all releases that carry MySQL 5.1. There are several known incompatible
changes, which are listed below, taken from dev.mysql.com's changelogs,
available here: http://dev.mysql.com/doc/refman/5.1/en/news-5-1-x.html

5.1.51:
Incompatible Change: Previously, if you flushed the logs using FLUSH
LOGS or mysqladmin flush-logs and mysqld was writing the error log to
a file (for example, if it was started with the --log-error option),
it renamed the current log file with the suffix -old, then created a
new empty log file. This had the problem that a second log-flushing
operation thus caused the original error log file to be lost unless
you saved it under a different name. For example, you could use the
following commands to save the file:
.
shell> mysqladmin flush-logs
shell> mv host_name.err-old backup-directory
.
To avoid the preceding file-loss problem, renaming no longer
occurs. The server merely closes and reopens the log file. To rename
the file, you can do so manually before flushing. Then flushing the
logs reopens a new file with the original file name. For example, you
can rename the file and create a new one using the following commands:
.
shell> mv host_name.err host_name.err-old
shell> mysqladmin flush-logs
shell> mv host_name.err-old backup-directory
.
(Bug #29751)
.
References: See also Bug #56821.

5.1.55:
Incompatible Change: When auto_increment_increment is greater than
one, values generated by a bulk insert that reaches the maximum
column value could wrap around rather producing an overflow error.
.
As a consequence of the fix, it is no longer possible for an
auto-generated value to be equal to the maximum BIGINT UNSIGNED
value. It is still possible to store that value manually, if the
column can accept it. (Bug #39828, Bug #11749800)

5.1.59:
Incompatible Change: Handling of a date-related assertion was
modified.
.
However, a consequence of this change is that several functions
become more strict when passed a DATE() function value as their
argument and reject incomplete dates with a day part of zero.

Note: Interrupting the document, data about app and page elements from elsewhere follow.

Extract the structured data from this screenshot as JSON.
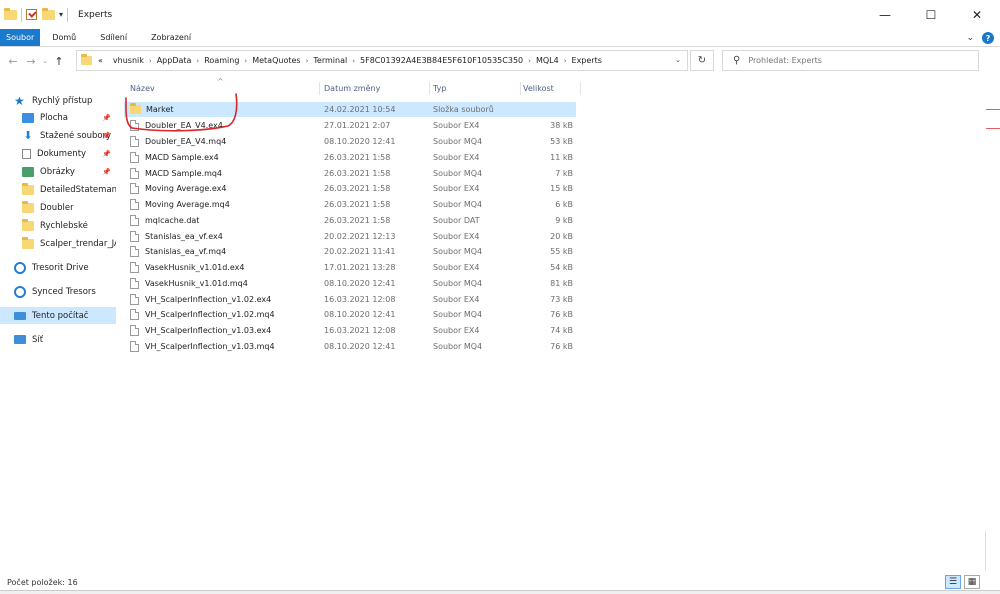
{
  "window": {
    "title": "Experts",
    "minimize": "—",
    "maximize": "☐",
    "close": "✕"
  },
  "ribbon": {
    "tabs": [
      {
        "label": "Soubor"
      },
      {
        "label": "Domů"
      },
      {
        "label": "Sdílení"
      },
      {
        "label": "Zobrazení"
      }
    ],
    "help": "?"
  },
  "address": {
    "prefix": "«",
    "crumbs": [
      "vhusnik",
      "AppData",
      "Roaming",
      "MetaQuotes",
      "Terminal",
      "5F8C01392A4E3B84E5F610F10535C350",
      "MQL4",
      "Experts"
    ]
  },
  "search": {
    "placeholder": "Prohledat: Experts"
  },
  "sidebar": {
    "items": [
      {
        "label": "Rychlý přístup",
        "icon": "star-icon"
      },
      {
        "label": "Plocha",
        "icon": "desktop-icon",
        "pinned": true
      },
      {
        "label": "Stažené soubory",
        "icon": "download-icon",
        "pinned": true
      },
      {
        "label": "Dokumenty",
        "icon": "document-icon",
        "pinned": true
      },
      {
        "label": "Obrázky",
        "icon": "pictures-icon",
        "pinned": true
      },
      {
        "label": "DetailedStatemant",
        "icon": "folder-icon"
      },
      {
        "label": "Doubler",
        "icon": "folder-icon"
      },
      {
        "label": "Rychlebské",
        "icon": "folder-icon"
      },
      {
        "label": "Scalper_trendar_JArr",
        "icon": "folder-icon"
      },
      {
        "label": "Tresorit Drive",
        "icon": "tresorit-icon"
      },
      {
        "label": "Synced Tresors",
        "icon": "tresorit-icon"
      },
      {
        "label": "Tento počítač",
        "icon": "computer-icon",
        "selected": true
      },
      {
        "label": "Síť",
        "icon": "network-icon"
      }
    ]
  },
  "columns": [
    "Název",
    "Datum změny",
    "Typ",
    "Velikost"
  ],
  "files": [
    {
      "name": "Market",
      "date": "24.02.2021 10:54",
      "type": "Složka souborů",
      "size": "",
      "folder": true
    },
    {
      "name": "Doubler_EA_V4.ex4",
      "date": "27.01.2021 2:07",
      "type": "Soubor EX4",
      "size": "38 kB"
    },
    {
      "name": "Doubler_EA_V4.mq4",
      "date": "08.10.2020 12:41",
      "type": "Soubor MQ4",
      "size": "53 kB"
    },
    {
      "name": "MACD Sample.ex4",
      "date": "26.03.2021 1:58",
      "type": "Soubor EX4",
      "size": "11 kB"
    },
    {
      "name": "MACD Sample.mq4",
      "date": "26.03.2021 1:58",
      "type": "Soubor MQ4",
      "size": "7 kB"
    },
    {
      "name": "Moving Average.ex4",
      "date": "26.03.2021 1:58",
      "type": "Soubor EX4",
      "size": "15 kB"
    },
    {
      "name": "Moving Average.mq4",
      "date": "26.03.2021 1:58",
      "type": "Soubor MQ4",
      "size": "6 kB"
    },
    {
      "name": "mqlcache.dat",
      "date": "26.03.2021 1:58",
      "type": "Soubor DAT",
      "size": "9 kB"
    },
    {
      "name": "Stanislas_ea_vf.ex4",
      "date": "20.02.2021 12:13",
      "type": "Soubor EX4",
      "size": "20 kB"
    },
    {
      "name": "Stanislas_ea_vf.mq4",
      "date": "20.02.2021 11:41",
      "type": "Soubor MQ4",
      "size": "55 kB"
    },
    {
      "name": "VasekHusnik_v1.01d.ex4",
      "date": "17.01.2021 13:28",
      "type": "Soubor EX4",
      "size": "54 kB"
    },
    {
      "name": "VasekHusnik_v1.01d.mq4",
      "date": "08.10.2020 12:41",
      "type": "Soubor MQ4",
      "size": "81 kB"
    },
    {
      "name": "VH_ScalperInflection_v1.02.ex4",
      "date": "16.03.2021 12:08",
      "type": "Soubor EX4",
      "size": "73 kB"
    },
    {
      "name": "VH_ScalperInflection_v1.02.mq4",
      "date": "08.10.2020 12:41",
      "type": "Soubor MQ4",
      "size": "76 kB"
    },
    {
      "name": "VH_ScalperInflection_v1.03.ex4",
      "date": "16.03.2021 12:08",
      "type": "Soubor EX4",
      "size": "74 kB"
    },
    {
      "name": "VH_ScalperInflection_v1.03.mq4",
      "date": "08.10.2020 12:41",
      "type": "Soubor MQ4",
      "size": "76 kB"
    }
  ],
  "status": {
    "count": "Počet položek: 16"
  },
  "colors": {
    "accent": "#1979ca",
    "selection": "#cce8ff",
    "annotation": "#d8262c"
  }
}
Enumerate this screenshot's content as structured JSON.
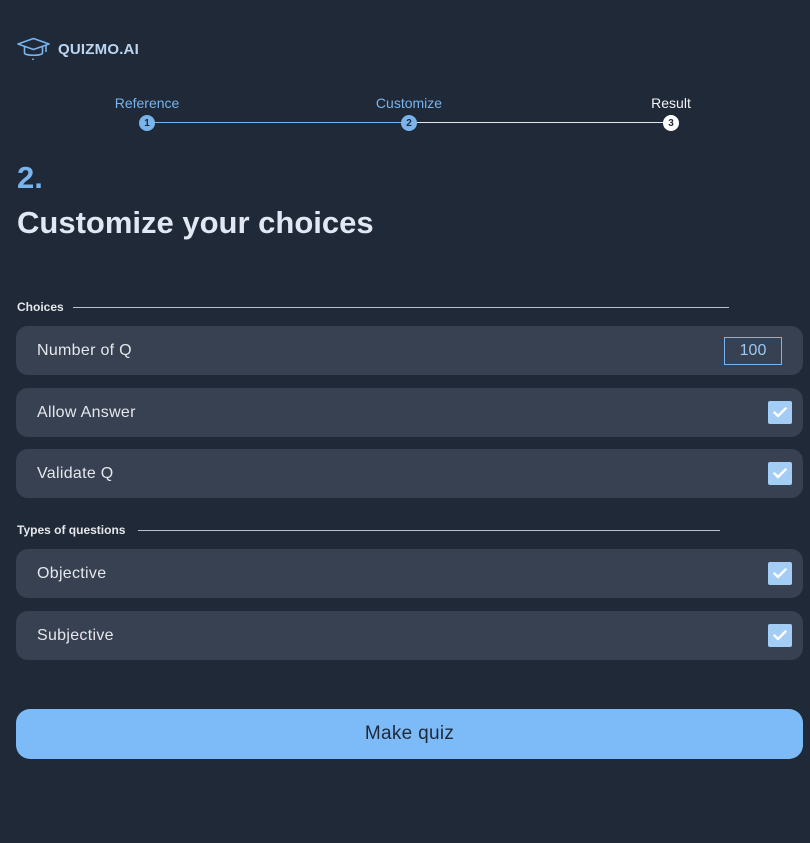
{
  "app": {
    "brand": "QUIZMO.AI",
    "logo_icon": "graduation-cap-icon"
  },
  "stepper": {
    "steps": [
      {
        "label": "Reference",
        "number": "1",
        "state": "done"
      },
      {
        "label": "Customize",
        "number": "2",
        "state": "current"
      },
      {
        "label": "Result",
        "number": "3",
        "state": "todo"
      }
    ]
  },
  "header": {
    "step_number": "2.",
    "title": "Customize your choices"
  },
  "sections": {
    "choices": {
      "label": "Choices",
      "number_of_q": {
        "label": "Number of Q",
        "value": "100"
      },
      "allow_answer": {
        "label": "Allow Answer",
        "checked": true
      },
      "validate_q": {
        "label": "Validate Q",
        "checked": true
      }
    },
    "types": {
      "label": "Types of questions",
      "objective": {
        "label": "Objective",
        "checked": true
      },
      "subjective": {
        "label": "Subjective",
        "checked": true
      }
    }
  },
  "actions": {
    "make_quiz": "Make quiz"
  },
  "colors": {
    "background": "#1f2937",
    "row": "#374151",
    "accent": "#79b4ec",
    "checkbox": "#a3cdf5",
    "button": "#7dbbf8"
  }
}
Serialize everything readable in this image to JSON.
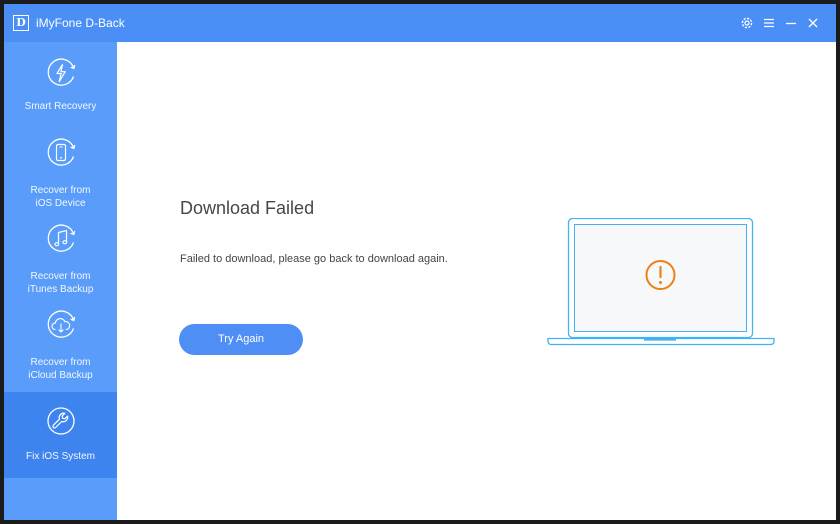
{
  "window": {
    "title": "iMyFone D-Back",
    "logo_letter": "D"
  },
  "titlebar_controls": [
    "gear-icon",
    "menu-icon",
    "minimize-icon",
    "close-icon"
  ],
  "sidebar": {
    "items": [
      {
        "label": "Smart Recovery",
        "icon": "lightning-refresh-icon",
        "active": false
      },
      {
        "label": "Recover from\niOS Device",
        "icon": "phone-refresh-icon",
        "active": false
      },
      {
        "label": "Recover from\niTunes Backup",
        "icon": "music-refresh-icon",
        "active": false
      },
      {
        "label": "Recover from\niCloud Backup",
        "icon": "cloud-download-refresh-icon",
        "active": false
      },
      {
        "label": "Fix iOS System",
        "icon": "wrench-icon",
        "active": true
      }
    ]
  },
  "main": {
    "heading": "Download Failed",
    "message": "Failed to download, please go back to download again.",
    "button_label": "Try Again",
    "illustration": "laptop-warning-icon"
  },
  "colors": {
    "titlebar": "#4b8ef6",
    "sidebar": "#5a9cf9",
    "sidebar_active": "#3d84ee",
    "button": "#4f8ff5",
    "warning": "#f07f17",
    "laptop_outline": "#43b2ee"
  }
}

These
functions are affected: CONVERT_TZ(), DATE_ADD(), DATE_SUB(),
DAYOFYEAR(), LAST_DAY(), TIMESTAMPDIFF(), TO_DAYS(), TO_SECONDS(),
WEEK(), WEEKDAY(), WEEKOFYEAR(), YEARWEEK(). Because this changes
date-handling behavior in General Availability-status series (MySQL
5.1 and 5.5), it was reverted in 5.1.62 and 5.5.21. The change is
retained in MySQL 5.6.
.
References: See also Bug #13458237.

-- Clint Byrum Thu, 01 Mar 2012 23:25:34 -0800